Top of Data records
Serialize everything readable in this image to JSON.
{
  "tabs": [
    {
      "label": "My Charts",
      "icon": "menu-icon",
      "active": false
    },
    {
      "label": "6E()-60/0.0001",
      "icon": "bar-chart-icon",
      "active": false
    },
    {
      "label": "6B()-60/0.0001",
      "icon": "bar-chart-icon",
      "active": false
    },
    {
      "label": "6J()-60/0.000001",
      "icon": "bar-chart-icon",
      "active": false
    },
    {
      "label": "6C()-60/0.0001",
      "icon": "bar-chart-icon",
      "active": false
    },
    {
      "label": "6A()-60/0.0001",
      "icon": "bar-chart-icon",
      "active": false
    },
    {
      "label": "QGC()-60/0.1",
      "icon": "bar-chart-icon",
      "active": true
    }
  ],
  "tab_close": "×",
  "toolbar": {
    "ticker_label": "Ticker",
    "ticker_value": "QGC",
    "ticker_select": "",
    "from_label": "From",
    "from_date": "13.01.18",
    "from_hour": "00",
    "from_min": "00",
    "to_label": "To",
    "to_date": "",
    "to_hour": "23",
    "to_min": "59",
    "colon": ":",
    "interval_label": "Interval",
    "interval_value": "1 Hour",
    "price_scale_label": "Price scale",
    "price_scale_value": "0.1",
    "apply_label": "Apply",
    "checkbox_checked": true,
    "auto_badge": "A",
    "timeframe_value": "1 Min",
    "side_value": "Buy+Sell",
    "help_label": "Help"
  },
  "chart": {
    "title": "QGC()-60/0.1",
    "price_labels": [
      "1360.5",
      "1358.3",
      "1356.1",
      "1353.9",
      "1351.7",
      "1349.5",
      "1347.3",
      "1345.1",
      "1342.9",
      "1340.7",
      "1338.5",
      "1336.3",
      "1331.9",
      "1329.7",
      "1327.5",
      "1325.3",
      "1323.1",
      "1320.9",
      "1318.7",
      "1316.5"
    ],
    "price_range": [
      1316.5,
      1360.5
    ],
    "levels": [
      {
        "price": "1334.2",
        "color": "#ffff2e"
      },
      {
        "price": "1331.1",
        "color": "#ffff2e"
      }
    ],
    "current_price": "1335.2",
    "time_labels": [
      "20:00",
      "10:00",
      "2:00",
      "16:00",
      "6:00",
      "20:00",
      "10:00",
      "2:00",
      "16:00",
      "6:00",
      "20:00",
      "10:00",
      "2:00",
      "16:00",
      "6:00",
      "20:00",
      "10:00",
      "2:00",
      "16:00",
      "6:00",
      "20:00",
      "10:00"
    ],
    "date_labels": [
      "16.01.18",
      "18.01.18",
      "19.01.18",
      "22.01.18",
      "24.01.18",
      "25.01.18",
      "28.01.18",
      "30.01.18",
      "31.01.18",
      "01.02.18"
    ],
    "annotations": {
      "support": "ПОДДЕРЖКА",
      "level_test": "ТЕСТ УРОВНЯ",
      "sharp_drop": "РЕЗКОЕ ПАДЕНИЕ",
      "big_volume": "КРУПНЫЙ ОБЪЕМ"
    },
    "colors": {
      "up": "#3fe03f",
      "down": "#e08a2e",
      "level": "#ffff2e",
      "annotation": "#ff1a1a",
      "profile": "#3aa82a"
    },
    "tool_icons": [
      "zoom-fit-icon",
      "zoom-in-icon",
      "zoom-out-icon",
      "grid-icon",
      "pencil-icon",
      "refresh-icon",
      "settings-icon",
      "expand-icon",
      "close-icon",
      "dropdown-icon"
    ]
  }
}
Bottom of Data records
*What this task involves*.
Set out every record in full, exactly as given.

*Answer to this problem*.
Serialize everything readable in this image to JSON.
{
  "tabs": [
    {
      "label": "My Charts",
      "icon": "menu-icon",
      "active": false
    },
    {
      "label": "6E()-60/0.0001",
      "icon": "bar-chart-icon",
      "active": false
    },
    {
      "label": "6B()-60/0.0001",
      "icon": "bar-chart-icon",
      "active": false
    },
    {
      "label": "6J()-60/0.000001",
      "icon": "bar-chart-icon",
      "active": false
    },
    {
      "label": "6C()-60/0.0001",
      "icon": "bar-chart-icon",
      "active": false
    },
    {
      "label": "6A()-60/0.0001",
      "icon": "bar-chart-icon",
      "active": false
    },
    {
      "label": "QGC()-60/0.1",
      "icon": "bar-chart-icon",
      "active": true
    }
  ],
  "tab_close": "×",
  "toolbar": {
    "ticker_label": "Ticker",
    "ticker_value": "QGC",
    "ticker_select": "",
    "from_label": "From",
    "from_date": "13.01.18",
    "from_hour": "00",
    "from_min": "00",
    "to_label": "To",
    "to_date": "",
    "to_hour": "23",
    "to_min": "59",
    "colon": ":",
    "interval_label": "Interval",
    "interval_value": "1 Hour",
    "price_scale_label": "Price scale",
    "price_scale_value": "0.1",
    "apply_label": "Apply",
    "checkbox_checked": true,
    "auto_badge": "A",
    "timeframe_value": "1 Min",
    "side_value": "Buy+Sell",
    "help_label": "Help"
  },
  "chart": {
    "title": "QGC()-60/0.1",
    "price_labels": [
      "1360.5",
      "1358.3",
      "1356.1",
      "1353.9",
      "1351.7",
      "1349.5",
      "1347.3",
      "1345.1",
      "1342.9",
      "1340.7",
      "1338.5",
      "1336.3",
      "1331.9",
      "1329.7",
      "1327.5",
      "1325.3",
      "1323.1",
      "1320.9",
      "1318.7",
      "1316.5"
    ],
    "price_range": [
      1316.5,
      1360.5
    ],
    "levels": [
      {
        "price": "1334.2",
        "color": "#ffff2e"
      },
      {
        "price": "1331.1",
        "color": "#ffff2e"
      }
    ],
    "current_price": "1335.2",
    "time_labels": [
      "20:00",
      "10:00",
      "2:00",
      "16:00",
      "6:00",
      "20:00",
      "10:00",
      "2:00",
      "16:00",
      "6:00",
      "20:00",
      "10:00",
      "2:00",
      "16:00",
      "6:00",
      "20:00",
      "10:00",
      "2:00",
      "16:00",
      "6:00",
      "20:00",
      "10:00"
    ],
    "date_labels": [
      "16.01.18",
      "18.01.18",
      "19.01.18",
      "22.01.18",
      "24.01.18",
      "25.01.18",
      "28.01.18",
      "30.01.18",
      "31.01.18",
      "01.02.18"
    ],
    "annotations": {
      "support": "ПОДДЕРЖКА",
      "level_test": "ТЕСТ УРОВНЯ",
      "sharp_drop": "РЕЗКОЕ ПАДЕНИЕ",
      "big_volume": "КРУПНЫЙ ОБЪЕМ"
    },
    "colors": {
      "up": "#3fe03f",
      "down": "#e08a2e",
      "level": "#ffff2e",
      "annotation": "#ff1a1a",
      "profile": "#3aa82a"
    },
    "tool_icons": [
      "zoom-fit-icon",
      "zoom-in-icon",
      "zoom-out-icon",
      "grid-icon",
      "pencil-icon",
      "refresh-icon",
      "settings-icon",
      "expand-icon",
      "close-icon",
      "dropdown-icon"
    ]
  }
}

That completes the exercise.